From this point until his departure from Roomful in 1994, it is impossible to speak of Greg without mentioning Roomful and vice versa. During the seventies he took care of the band's booking and management, and when Duke left in 1979, he became bandleader, and for much of the time, the band's singer too.

It is from this period that one can say that Roomful's career really took off in an international sense, and Greg's singing – soulful, declamatory and passionate – coupled with a jaunty and energetic stage demeanor, won him fans all over the world. And of course, there was that battered old Selmer Mark VI, hanging from his neck, a tornado in the offing, an ever-present threat of mad abandon. His hard and driving take-no-prisoners sound on up tempo numbers caused pandemonium on the dance floor, while he could make the bouncers weep on a slow blues. Producer, critic and DJ ("Portraits in Blue") Bob Porter, who produced two of Roomful's Grammy nominated albums, noted "Pic has started a new tradition on tenor sax."

It was during the early 1980's that Greg started writing songs, and Roomful's 1984 release. "Dressed Up To Get Messed Up" broke new ground for the band in that most of the tunes came from his pen, and endowed the band with an artistic integrity that none could dispute. Greg had given Roomful of Blues, a band that could trace its musical influences back to the nineteen thirties, a contemporary edge that put it in the vanguard of roots based bands.

In 1990 Greg cut his first solo album "Heavy Juice" for Black Top Records. A collection of mainly instrumental cuts, it featured his tenor and garnered unanimous critical acclaim. Around this time he took up guitar, which he had dabbled with when a teenager, and fairly quickly developed a sound that could fairly be described as archetypical Piccolo. Just like his sound on sax, his sound on guitar emphasized tone and simplicity to tell a story.

Greg left Roomful in 1994 to follow his own particular musical vision. Greg Piccolo and Heavy Juice toured incessantly for the next five or six years, and cut two albums for Fantasy Records, "Acid Blue" (1995) and "Red Lights" (1997). The sound was more contemporary than his previous work and showed his willingness to experiment and to blaze new trails. Nevertheless, it was still music with a feeling. Both albums contained those Greg Piccolo staples that one had come to expect over the years.
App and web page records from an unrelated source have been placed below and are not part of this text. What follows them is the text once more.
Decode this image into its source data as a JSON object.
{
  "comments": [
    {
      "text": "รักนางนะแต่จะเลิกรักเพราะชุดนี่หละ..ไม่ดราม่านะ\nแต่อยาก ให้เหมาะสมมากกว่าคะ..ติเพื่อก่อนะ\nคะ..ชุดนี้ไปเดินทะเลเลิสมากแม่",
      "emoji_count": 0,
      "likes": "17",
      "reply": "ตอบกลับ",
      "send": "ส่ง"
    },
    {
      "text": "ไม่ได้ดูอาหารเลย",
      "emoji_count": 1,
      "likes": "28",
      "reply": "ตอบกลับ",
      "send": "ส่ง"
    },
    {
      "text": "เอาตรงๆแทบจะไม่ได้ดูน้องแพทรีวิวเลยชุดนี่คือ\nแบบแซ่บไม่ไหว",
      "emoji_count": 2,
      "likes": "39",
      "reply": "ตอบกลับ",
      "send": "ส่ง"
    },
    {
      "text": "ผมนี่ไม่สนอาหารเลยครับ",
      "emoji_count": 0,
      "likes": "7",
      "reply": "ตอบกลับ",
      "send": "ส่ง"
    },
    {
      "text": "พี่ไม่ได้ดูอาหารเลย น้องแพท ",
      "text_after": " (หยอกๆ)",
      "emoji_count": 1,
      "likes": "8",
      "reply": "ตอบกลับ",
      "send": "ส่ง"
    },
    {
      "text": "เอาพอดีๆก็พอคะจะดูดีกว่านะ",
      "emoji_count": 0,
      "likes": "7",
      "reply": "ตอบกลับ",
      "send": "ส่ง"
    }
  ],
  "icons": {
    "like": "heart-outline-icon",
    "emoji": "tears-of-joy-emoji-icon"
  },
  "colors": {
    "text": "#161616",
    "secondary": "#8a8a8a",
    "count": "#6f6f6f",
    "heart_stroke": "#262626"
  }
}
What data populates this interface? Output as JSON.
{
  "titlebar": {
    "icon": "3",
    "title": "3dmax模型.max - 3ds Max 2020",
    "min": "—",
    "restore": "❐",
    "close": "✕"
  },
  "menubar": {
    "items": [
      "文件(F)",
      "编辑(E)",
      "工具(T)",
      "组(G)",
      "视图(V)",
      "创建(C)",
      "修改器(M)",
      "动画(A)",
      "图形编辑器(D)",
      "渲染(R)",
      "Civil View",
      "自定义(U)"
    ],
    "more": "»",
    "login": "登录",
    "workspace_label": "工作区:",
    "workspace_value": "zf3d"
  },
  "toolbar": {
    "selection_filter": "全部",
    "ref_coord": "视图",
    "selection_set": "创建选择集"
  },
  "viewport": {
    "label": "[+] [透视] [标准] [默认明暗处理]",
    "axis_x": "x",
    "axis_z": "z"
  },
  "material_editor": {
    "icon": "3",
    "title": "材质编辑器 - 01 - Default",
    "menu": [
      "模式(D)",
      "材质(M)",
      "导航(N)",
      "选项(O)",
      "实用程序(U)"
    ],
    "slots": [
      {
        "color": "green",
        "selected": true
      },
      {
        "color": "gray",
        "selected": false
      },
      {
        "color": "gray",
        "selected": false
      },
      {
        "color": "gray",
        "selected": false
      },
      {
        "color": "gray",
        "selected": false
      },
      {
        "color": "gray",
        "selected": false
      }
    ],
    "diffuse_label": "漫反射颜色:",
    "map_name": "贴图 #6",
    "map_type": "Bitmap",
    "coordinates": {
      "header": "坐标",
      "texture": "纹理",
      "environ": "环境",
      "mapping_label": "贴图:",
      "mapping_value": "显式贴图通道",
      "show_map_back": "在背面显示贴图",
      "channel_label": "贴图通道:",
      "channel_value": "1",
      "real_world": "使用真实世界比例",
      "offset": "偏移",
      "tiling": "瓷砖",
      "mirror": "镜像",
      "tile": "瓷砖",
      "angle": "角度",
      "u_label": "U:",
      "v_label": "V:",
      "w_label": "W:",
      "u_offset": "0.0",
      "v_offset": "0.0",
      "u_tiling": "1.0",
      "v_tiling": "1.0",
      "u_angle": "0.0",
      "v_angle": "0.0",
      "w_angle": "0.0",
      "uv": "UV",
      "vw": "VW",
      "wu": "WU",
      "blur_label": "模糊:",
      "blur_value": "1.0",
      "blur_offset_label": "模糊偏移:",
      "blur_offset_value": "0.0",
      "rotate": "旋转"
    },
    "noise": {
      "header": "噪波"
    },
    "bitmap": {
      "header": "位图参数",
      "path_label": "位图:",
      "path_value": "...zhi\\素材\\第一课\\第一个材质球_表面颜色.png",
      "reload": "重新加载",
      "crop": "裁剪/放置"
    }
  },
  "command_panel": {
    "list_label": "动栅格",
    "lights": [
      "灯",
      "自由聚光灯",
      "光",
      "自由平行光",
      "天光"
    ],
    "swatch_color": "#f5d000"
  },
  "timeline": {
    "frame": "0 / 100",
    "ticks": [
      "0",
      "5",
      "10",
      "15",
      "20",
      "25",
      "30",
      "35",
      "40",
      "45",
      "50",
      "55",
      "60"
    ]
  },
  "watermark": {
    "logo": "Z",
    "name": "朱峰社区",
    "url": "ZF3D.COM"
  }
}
Finely crafted songs, tasty guitar, some raucous tenor, even a bit of alto, all heavily spiced throughout with soul and passion.

The continuing decline of venues across the nation ultimately took its toll, both on the size of the group, which started out as a quintet and ended up as a trio, and eventually on its economic viability too. By the time Greg released "Homage", his tribute to his tenor sax heroes, issued on his management company's Emit Doog label, he had hung up his touring shoes. He now cherry picks those dates he wants to play. He is in demand as a session player by the cognoscenti, although sadly in these days of downloads and general digital gloominess, the cognoscenti is undeniably diminishing. He recently finished a couple of sessions with Canadian superstar Colin James ("Little Big Band 3" and a Christmas album), and gets the occasional call from the likes of Jimmie Vaughan. For instance, he played on Jimmie's Grammy nominated "Ironic Twist."

Currently he is working on some big band arrangements of his tunes, and hopes to book some dates around that project in the summer of 2008. He plays New England dates with old band mates from Roomful occasionally, folks such as Carl Querfurth, Sugar Ray Norcia, Rich Lataille and Doug James.

His tone, sound, and outlook are unchanged, although these days he finds himself playing more ballads than before. It is still the sound and the feeling that drive him. And when he says, "Swing is closest to my heart" one has to stand back and look at what this man has done over the last forty years. In company with his Roomful compatriots, Greg Piccolo is one of the guys that reintroduced swing to America in a popular sense. The swing revival of the nineties would never have happened without Roomful of Blues pointing the way during the seventies and eighties.

Over his long career, Greg has played with scores of the legendary heroes of American music, and although he will emphatically deny it, he now has his own place in that pantheon.